Component data from apps and pages:
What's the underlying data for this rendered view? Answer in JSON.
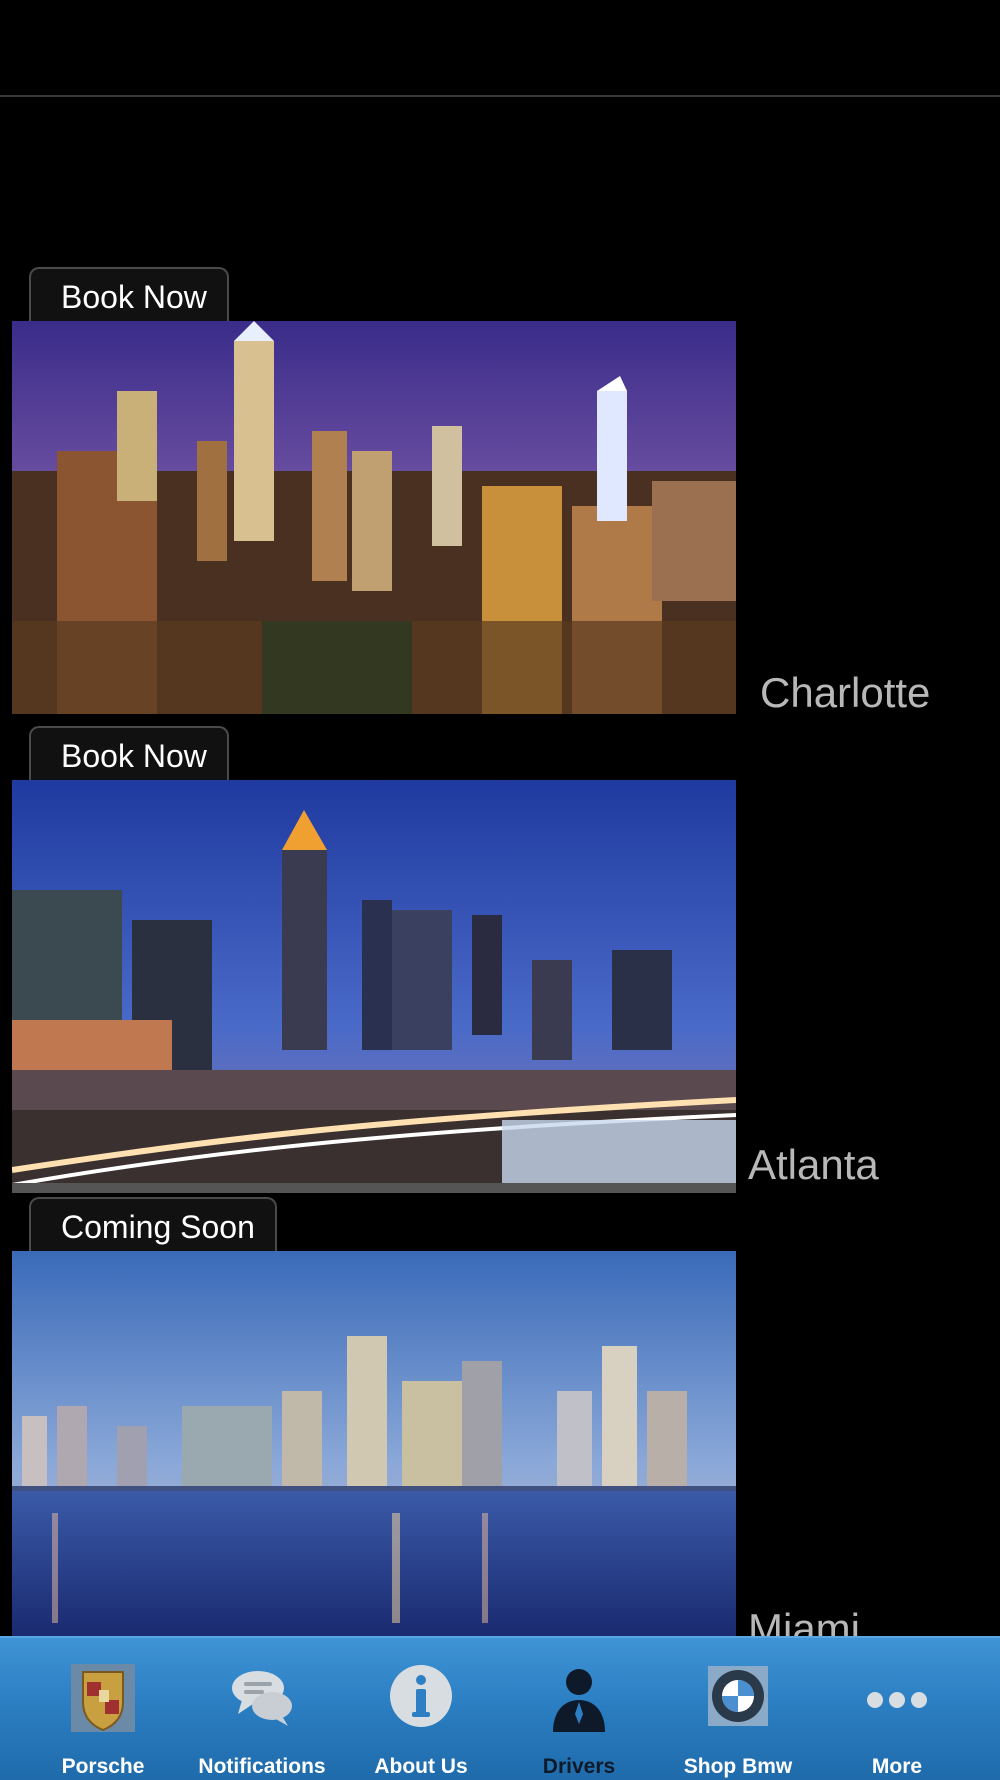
{
  "cities": [
    {
      "name": "Charlotte",
      "button": "Book Now"
    },
    {
      "name": "Atlanta",
      "button": "Book Now"
    },
    {
      "name": "Miami",
      "button": "Coming Soon"
    }
  ],
  "tabbar": {
    "active": "Drivers",
    "items": [
      {
        "label": "Porsche",
        "icon": "porsche-crest-icon"
      },
      {
        "label": "Notifications",
        "icon": "chat-bubbles-icon"
      },
      {
        "label": "About Us",
        "icon": "info-icon"
      },
      {
        "label": "Drivers",
        "icon": "person-icon"
      },
      {
        "label": "Shop Bmw",
        "icon": "bmw-logo-icon"
      },
      {
        "label": "More",
        "icon": "more-dots-icon"
      }
    ]
  },
  "colors": {
    "tabbar": "#2b7fc2",
    "label": "#b8b8b8",
    "background": "#000000"
  }
}
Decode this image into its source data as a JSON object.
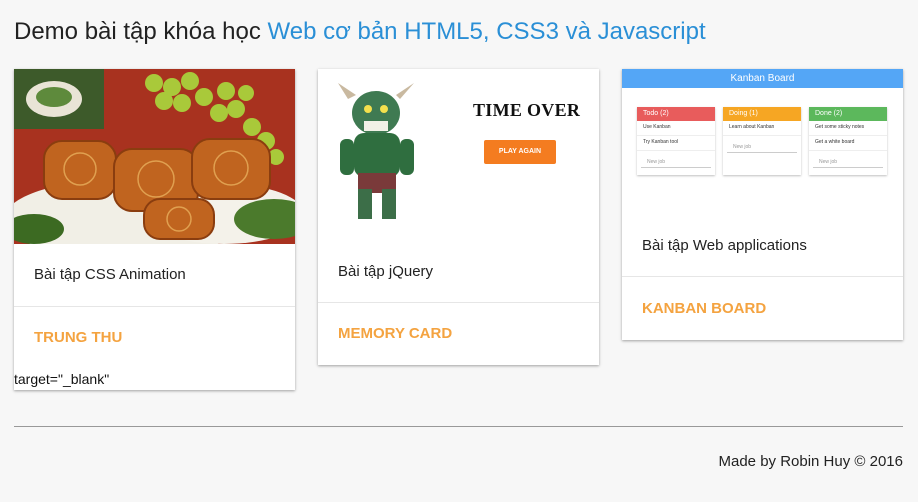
{
  "heading": {
    "prefix": "Demo bài tập khóa học",
    "link": "Web cơ bản HTML5, CSS3 và Javascript"
  },
  "cards": [
    {
      "text": "Bài tập CSS Animation",
      "action": "TRUNG THU",
      "stray_text": "target=\"_blank\""
    },
    {
      "text": "Bài tập jQuery",
      "action": "MEMORY CARD",
      "preview": {
        "title": "TIME OVER",
        "button": "PLAY AGAIN"
      }
    },
    {
      "text": "Bài tập Web applications",
      "action": "KANBAN BOARD",
      "preview": {
        "title": "Kanban Board",
        "columns": [
          {
            "title": "Todo (2)",
            "color": "#e85c5c",
            "items": [
              "Use Kanban",
              "Try Kanban tool"
            ],
            "new": "New job"
          },
          {
            "title": "Doing (1)",
            "color": "#f6a623",
            "items": [
              "Learn about Kanban"
            ],
            "new": "New job"
          },
          {
            "title": "Done (2)",
            "color": "#5cb85c",
            "items": [
              "Get some sticky notes",
              "Get a white board"
            ],
            "new": "New job"
          }
        ]
      }
    }
  ],
  "footer": "Made by Robin Huy © 2016",
  "colors": {
    "accent_link": "#2a8fd6",
    "action_orange": "#f4a340",
    "background": "#f7f7f7"
  }
}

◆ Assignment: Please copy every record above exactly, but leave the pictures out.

◆ Solution to the problem:
What's the underlying data for this rendered view? Answer in JSON.
{
  "cities": [
    {
      "name": "Charlotte",
      "button": "Book Now"
    },
    {
      "name": "Atlanta",
      "button": "Book Now"
    },
    {
      "name": "Miami",
      "button": "Coming Soon"
    }
  ],
  "tabbar": {
    "active": "Drivers",
    "items": [
      {
        "label": "Porsche",
        "icon": "porsche-crest-icon"
      },
      {
        "label": "Notifications",
        "icon": "chat-bubbles-icon"
      },
      {
        "label": "About Us",
        "icon": "info-icon"
      },
      {
        "label": "Drivers",
        "icon": "person-icon"
      },
      {
        "label": "Shop Bmw",
        "icon": "bmw-logo-icon"
      },
      {
        "label": "More",
        "icon": "more-dots-icon"
      }
    ]
  },
  "colors": {
    "tabbar": "#2b7fc2",
    "label": "#b8b8b8",
    "background": "#000000"
  }
}
Decode this image into its source data as a JSON object.
{
  "heading": {
    "prefix": "Demo bài tập khóa học",
    "link": "Web cơ bản HTML5, CSS3 và Javascript"
  },
  "cards": [
    {
      "text": "Bài tập CSS Animation",
      "action": "TRUNG THU",
      "stray_text": "target=\"_blank\""
    },
    {
      "text": "Bài tập jQuery",
      "action": "MEMORY CARD",
      "preview": {
        "title": "TIME OVER",
        "button": "PLAY AGAIN"
      }
    },
    {
      "text": "Bài tập Web applications",
      "action": "KANBAN BOARD",
      "preview": {
        "title": "Kanban Board",
        "columns": [
          {
            "title": "Todo (2)",
            "color": "#e85c5c",
            "items": [
              "Use Kanban",
              "Try Kanban tool"
            ],
            "new": "New job"
          },
          {
            "title": "Doing (1)",
            "color": "#f6a623",
            "items": [
              "Learn about Kanban"
            ],
            "new": "New job"
          },
          {
            "title": "Done (2)",
            "color": "#5cb85c",
            "items": [
              "Get some sticky notes",
              "Get a white board"
            ],
            "new": "New job"
          }
        ]
      }
    }
  ],
  "footer": "Made by Robin Huy © 2016",
  "colors": {
    "accent_link": "#2a8fd6",
    "action_orange": "#f4a340",
    "background": "#f7f7f7"
  }
}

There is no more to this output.